My introduction to the proprietor was as he worked away with bright markers to make a sign advertising that night’s two Euro matches, to be shown at the pub in HD. He asked what colors the participating team wore, so he could match them to the markers. When nobody really knew, he improvised. “Will blue do for Poland?” he wondered. It was generally agreed that blue would do for Poland.
As for the customer, the introduction was him walking in at 11:50 a.m. The standard, I gather, is that drinking generally doesn’t start until noon. He sat down, looked at his watch and said, “How about a pint of the black stuff. What’s 10 minutes between friends?”
Eventually, the topic turned to my travels and what I had been doing while in Westport. I mentioned the round of golf. The proprietor roared with approval, saying he would play seven days a week if he could, while the customer scoffed and invoked the Mark Twain expression about a good walk wasted.
“I tell you what I would do if I was on the course,” the customer said.
“Yeah, I know what you would do,” the proprietor sighed, knowing the customer was going to say it anyway.
“I would drop me trousers and leave you a special [redacted] present,” he said. “And I’d make sure I had 40 pints of Guinness the night before.”

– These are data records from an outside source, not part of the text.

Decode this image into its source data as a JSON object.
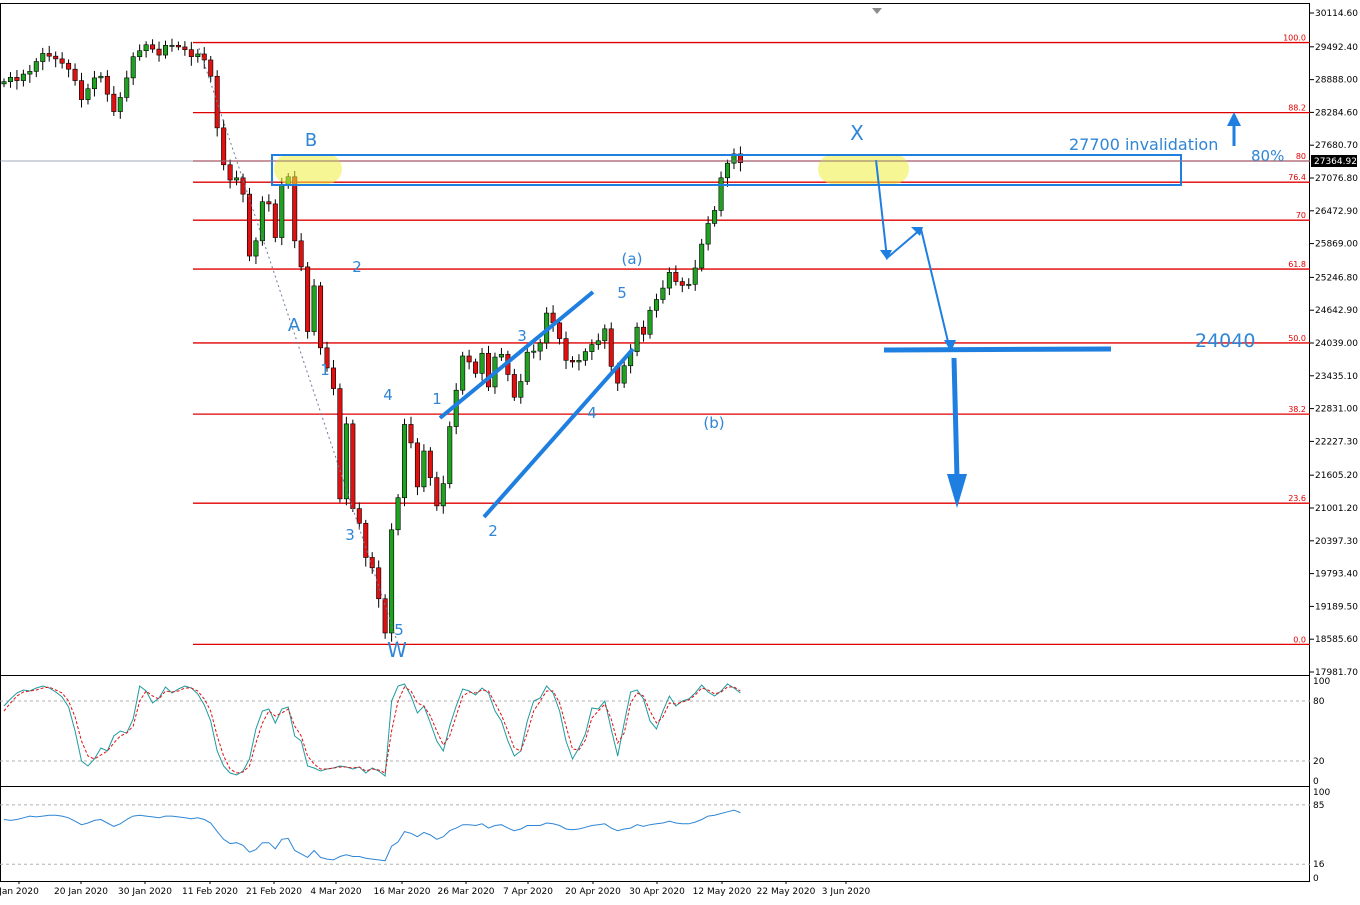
{
  "chart_data": [
    {
      "type": "candlestick",
      "title": "",
      "x_tick_labels": [
        "Jan 2020",
        "20 Jan 2020",
        "30 Jan 2020",
        "11 Feb 2020",
        "21 Feb 2020",
        "4 Mar 2020",
        "16 Mar 2020",
        "26 Mar 2020",
        "7 Apr 2020",
        "20 Apr 2020",
        "30 Apr 2020",
        "12 May 2020",
        "22 May 2020",
        "3 Jun 2020"
      ],
      "y_tick_labels": [
        "30114.60",
        "29492.40",
        "28888.00",
        "28284.60",
        "27680.70",
        "27076.80",
        "26472.90",
        "25869.00",
        "25246.80",
        "24642.90",
        "24039.00",
        "23435.10",
        "22831.00",
        "22227.30",
        "21605.20",
        "21001.20",
        "20397.30",
        "19793.40",
        "19189.50",
        "18585.60",
        "17981.70"
      ],
      "ylim": [
        17981.7,
        30114.6
      ],
      "current_price": "27364.92",
      "closes": [
        28850,
        28930,
        28870,
        28990,
        29040,
        29220,
        29370,
        29320,
        29270,
        29190,
        29080,
        28870,
        28520,
        28720,
        28920,
        28950,
        28620,
        28300,
        28560,
        28920,
        29310,
        29420,
        29530,
        29450,
        29340,
        29520,
        29520,
        29490,
        29440,
        29310,
        29360,
        29250,
        28950,
        28000,
        27320,
        27040,
        27080,
        26780,
        25640,
        25920,
        26640,
        26600,
        25980,
        26960,
        27100,
        25920,
        25440,
        24250,
        25090,
        23950,
        23580,
        23200,
        21170,
        22550,
        20990,
        20720,
        20090,
        19900,
        19330,
        18700,
        20600,
        21190,
        22540,
        22200,
        21390,
        22050,
        21560,
        21040,
        21450,
        22500,
        23170,
        23800,
        23690,
        23480,
        23850,
        23230,
        23780,
        23830,
        23460,
        23040,
        23330,
        23870,
        23890,
        24040,
        24590,
        24410,
        24120,
        23720,
        23690,
        23720,
        23880,
        24010,
        24080,
        24300,
        23610,
        23300,
        23620,
        23880,
        24330,
        24200,
        24640,
        24840,
        25050,
        25340,
        25170,
        25100,
        25120,
        25420,
        25860,
        26240,
        26480,
        27080,
        27350,
        27520,
        27360
      ],
      "fibonacci_levels": [
        {
          "label": "100.0",
          "value": 29570
        },
        {
          "label": "88.2",
          "value": 28280
        },
        {
          "label": "80",
          "value": 27390
        },
        {
          "label": "76.4",
          "value": 27000
        },
        {
          "label": "70",
          "value": 26300
        },
        {
          "label": "61.8",
          "value": 25400
        },
        {
          "label": "50.0",
          "value": 24040
        },
        {
          "label": "38.2",
          "value": 22730
        },
        {
          "label": "23.6",
          "value": 21090
        },
        {
          "label": "0.0",
          "value": 18490
        }
      ],
      "annotations": [
        {
          "label": "B"
        },
        {
          "label": "A"
        },
        {
          "label": "1"
        },
        {
          "label": "2"
        },
        {
          "label": "3"
        },
        {
          "label": "4"
        },
        {
          "label": "5"
        },
        {
          "label": "W"
        },
        {
          "label": "1"
        },
        {
          "label": "2"
        },
        {
          "label": "3"
        },
        {
          "label": "4"
        },
        {
          "label": "5"
        },
        {
          "label": "(a)"
        },
        {
          "label": "(b)"
        },
        {
          "label": "X"
        }
      ],
      "invalidation_text": "27700 invalidation",
      "target_text": "24040",
      "pct_text": "80%"
    },
    {
      "type": "line",
      "title": "",
      "y_tick_labels": [
        "100",
        "80",
        "20",
        "0"
      ],
      "ylim": [
        0,
        100
      ],
      "reference_levels": [
        80,
        20
      ],
      "series": [
        {
          "values": [
            75,
            82,
            88,
            91,
            90,
            93,
            95,
            93,
            89,
            84,
            74,
            50,
            20,
            15,
            22,
            33,
            30,
            45,
            50,
            48,
            62,
            95,
            90,
            78,
            83,
            94,
            88,
            92,
            95,
            93,
            87,
            76,
            60,
            30,
            15,
            8,
            6,
            10,
            22,
            52,
            70,
            72,
            58,
            72,
            74,
            45,
            40,
            15,
            13,
            10,
            12,
            13,
            15,
            14,
            12,
            14,
            8,
            13,
            10,
            5,
            80,
            95,
            97,
            85,
            68,
            75,
            58,
            40,
            30,
            55,
            75,
            92,
            90,
            86,
            93,
            88,
            70,
            60,
            40,
            25,
            30,
            60,
            80,
            83,
            95,
            88,
            70,
            40,
            22,
            33,
            47,
            73,
            72,
            80,
            52,
            25,
            58,
            89,
            91,
            82,
            60,
            52,
            70,
            85,
            75,
            80,
            82,
            88,
            96,
            89,
            85,
            90,
            97,
            93,
            88
          ]
        },
        {
          "values": [
            70,
            78,
            85,
            89,
            90,
            91,
            93,
            94,
            91,
            88,
            80,
            64,
            40,
            25,
            22,
            26,
            30,
            38,
            45,
            48,
            55,
            80,
            90,
            85,
            82,
            90,
            89,
            90,
            93,
            93,
            90,
            82,
            70,
            45,
            25,
            12,
            8,
            9,
            15,
            38,
            58,
            70,
            65,
            68,
            72,
            55,
            45,
            25,
            17,
            12,
            12,
            13,
            14,
            14,
            13,
            14,
            10,
            12,
            11,
            8,
            50,
            80,
            94,
            90,
            78,
            75,
            65,
            50,
            36,
            45,
            65,
            85,
            89,
            88,
            91,
            90,
            78,
            66,
            50,
            33,
            30,
            48,
            70,
            80,
            90,
            90,
            78,
            55,
            32,
            31,
            41,
            63,
            70,
            77,
            62,
            38,
            48,
            78,
            88,
            85,
            70,
            58,
            64,
            78,
            77,
            79,
            81,
            86,
            93,
            91,
            87,
            89,
            94,
            94,
            90
          ]
        }
      ]
    },
    {
      "type": "line",
      "title": "",
      "y_tick_labels": [
        "100",
        "85",
        "16",
        "0"
      ],
      "ylim": [
        0,
        100
      ],
      "reference_levels": [
        85,
        16
      ],
      "series": [
        {
          "values": [
            68,
            67,
            68,
            70,
            72,
            71,
            72,
            73,
            73,
            72,
            70,
            66,
            62,
            64,
            67,
            68,
            64,
            60,
            63,
            68,
            72,
            73,
            72,
            71,
            70,
            72,
            72,
            71,
            70,
            69,
            70,
            68,
            64,
            54,
            45,
            40,
            41,
            38,
            30,
            33,
            41,
            41,
            34,
            45,
            46,
            32,
            28,
            24,
            32,
            24,
            22,
            21,
            25,
            27,
            25,
            25,
            23,
            22,
            21,
            20,
            37,
            42,
            54,
            52,
            48,
            53,
            50,
            45,
            48,
            55,
            58,
            62,
            62,
            61,
            63,
            58,
            61,
            62,
            58,
            55,
            57,
            61,
            61,
            61,
            64,
            63,
            61,
            57,
            56,
            57,
            59,
            61,
            62,
            63,
            58,
            55,
            57,
            58,
            62,
            60,
            62,
            63,
            64,
            66,
            64,
            63,
            63,
            65,
            68,
            72,
            73,
            75,
            77,
            79,
            76
          ]
        }
      ]
    }
  ]
}
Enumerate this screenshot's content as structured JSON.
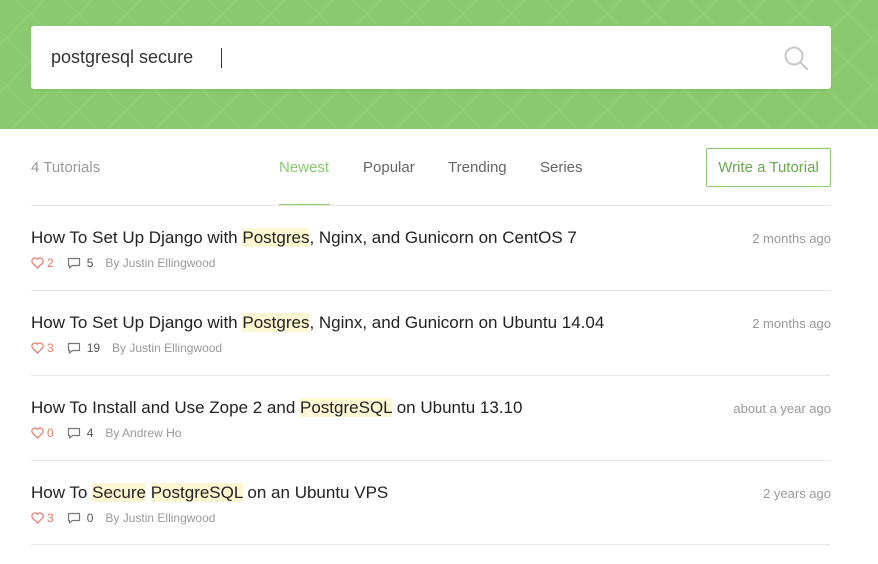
{
  "search": {
    "value": "postgresql secure",
    "icon": "search-icon"
  },
  "toolbar": {
    "count": "4 Tutorials",
    "tabs": [
      {
        "label": "Newest",
        "active": true
      },
      {
        "label": "Popular",
        "active": false
      },
      {
        "label": "Trending",
        "active": false
      },
      {
        "label": "Series",
        "active": false
      }
    ],
    "write_button": "Write a Tutorial"
  },
  "tutorials": [
    {
      "title_parts": [
        {
          "text": "How To Set Up Django with ",
          "highlight": false
        },
        {
          "text": "Postgres",
          "highlight": true
        },
        {
          "text": ", Nginx, and Gunicorn on CentOS 7",
          "highlight": false
        }
      ],
      "likes": "2",
      "comments": "5",
      "author": "By Justin Ellingwood",
      "time": "2 months ago"
    },
    {
      "title_parts": [
        {
          "text": "How To Set Up Django with ",
          "highlight": false
        },
        {
          "text": "Postgres",
          "highlight": true
        },
        {
          "text": ", Nginx, and Gunicorn on Ubuntu 14.04",
          "highlight": false
        }
      ],
      "likes": "3",
      "comments": "19",
      "author": "By Justin Ellingwood",
      "time": "2 months ago"
    },
    {
      "title_parts": [
        {
          "text": "How To Install and Use Zope 2 and ",
          "highlight": false
        },
        {
          "text": "PostgreSQL",
          "highlight": true
        },
        {
          "text": " on Ubuntu 13.10",
          "highlight": false
        }
      ],
      "likes": "0",
      "comments": "4",
      "author": "By Andrew Ho",
      "time": "about a year ago"
    },
    {
      "title_parts": [
        {
          "text": "How To ",
          "highlight": false
        },
        {
          "text": "Secure",
          "highlight": true
        },
        {
          "text": " ",
          "highlight": false
        },
        {
          "text": "PostgreSQL",
          "highlight": true
        },
        {
          "text": " on an Ubuntu VPS",
          "highlight": false
        }
      ],
      "likes": "3",
      "comments": "0",
      "author": "By Justin Ellingwood",
      "time": "2 years ago"
    }
  ],
  "colors": {
    "brand_green": "#8ac96f",
    "highlight": "#fdf6d3",
    "heart": "#e07a6a"
  }
}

This was not a bar on any special map, nor had it come recommended. It just became part of the random, roundabout way of Ireland. I’ll reiterate that the journey is the reward, something I tried to remember halfway up that mountain, but mostly, I just wanted to write a little of this down before all of it became too blurry.